App context in your Java application

If you are invoking a solution API from a java based application, ensure that you set the app context using:

com.adobe.livecycle.content.appcontext.AppContextManager.setCurrentAppContext("/content/apps/cm"); // setting app context for the CM solution

 

The app context concept is also used (or rather leveraged) in other scenarios such as driving solution specific Building Block (BB) configurations. Since a Building Block is meant to be reusable across solutions, it exposes certain configurations that can be different for different solutions. Hence, the BB needs to behave differently depending upon the context in which it is being used or invoked. Below is an example where the Data Dictionary BB is used by two solutions – CM and ICR – and has configurations specific to each solution, lying within the solution’s specific app context - /apps/cm for CM and /apps/icr for ICR.

Publishing assets in the Correspondence Management Solution 3.0

The Correspondence Management Solution 3.0 introduces the concept of publishing assets, and deprecates the concept of activation (which was used in the 2.5.x version of the solution).

The solution is typically configured on two separate (ADEP Experience Server) instances – an Author instance and a Publish instance (see the installation and configuration documentation on how to configure the solution over the two instances).

The Author instance is one on which assets/templates are created and managed (using the Manage Assets interface). One can also Preview the Letter templates created on the Author instance, which launches the Create Correspondence interface in a document preview mode.

The Publish instance is one on which the final correspondence is created by agents (using the Create Correspondence interface), using the designed letter templates and published assets.
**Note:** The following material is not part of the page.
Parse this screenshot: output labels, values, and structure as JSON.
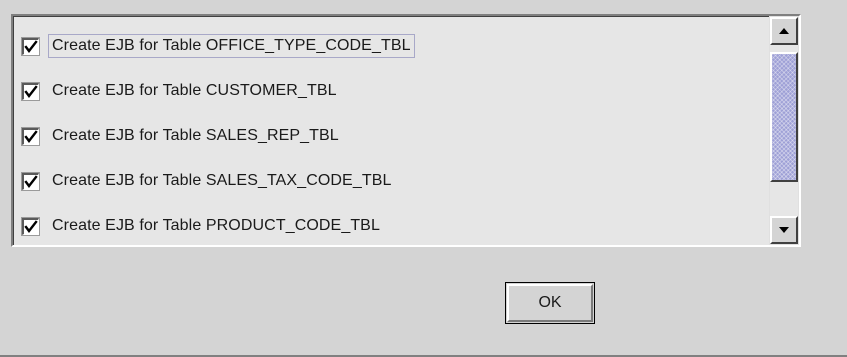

The Manage Assets interface is also available on this instance, but with restricted actions.

Once done with the asset authoring, they must be marked Ready to Publish, indicating the same to the persona (which would typically be different from the one creating/editing the asset) responsible for publishing the asset, who can then go ahead and publish the asset. Note that when publishing an asset, all assets related to this asset should be in Published or Ready To Publish state. Assets that are in Ready To Publish state are published automatically, while the ones that are already Published, are ignored. If any related asset is in a Modified state, the publish operation is aborted, and hence cannot proceed until all related assets are marked Ready to Publish. The understanding behind this behavior is that there could be different persona involved in creation of various related assets, and it is essential that each one of them marks the respective asset ready to publish (indicating completion) before they can really be published.

Here’s a state diagram for various asset states, and how they transition on various actions:

On publishing an asset, a new version of the asset gets created on the Author instance, and the asset is immediately ‘replicated’ over to the Publish instance, which always has a single (head) version of an asset.

Also note that any related Data dictionaries are not published automatically when assets that use it are published. You are required to explicitly publish data dictionaries.

Read more on asset publishing and versioning here.

ADEP Solutions and Document Server

The Adobe Digital Enterprise Platform consists of two technology stacks – the Experience Server and the Document Server. The combined architecture provides services required for various Customer Experience Solutions.

The Experience Server needs to be integrated (configured) with the Document Services to leverage services that address multiple enterprise applications requirements around content creation, management, protection, distribution and enterprise workflows. The below video not only shows the steps to configure your Document Server instance with your Experience server, but also talks about building web applications that use Document Services.

 

 

You may also check out the published documentation on the exact steps to be performed.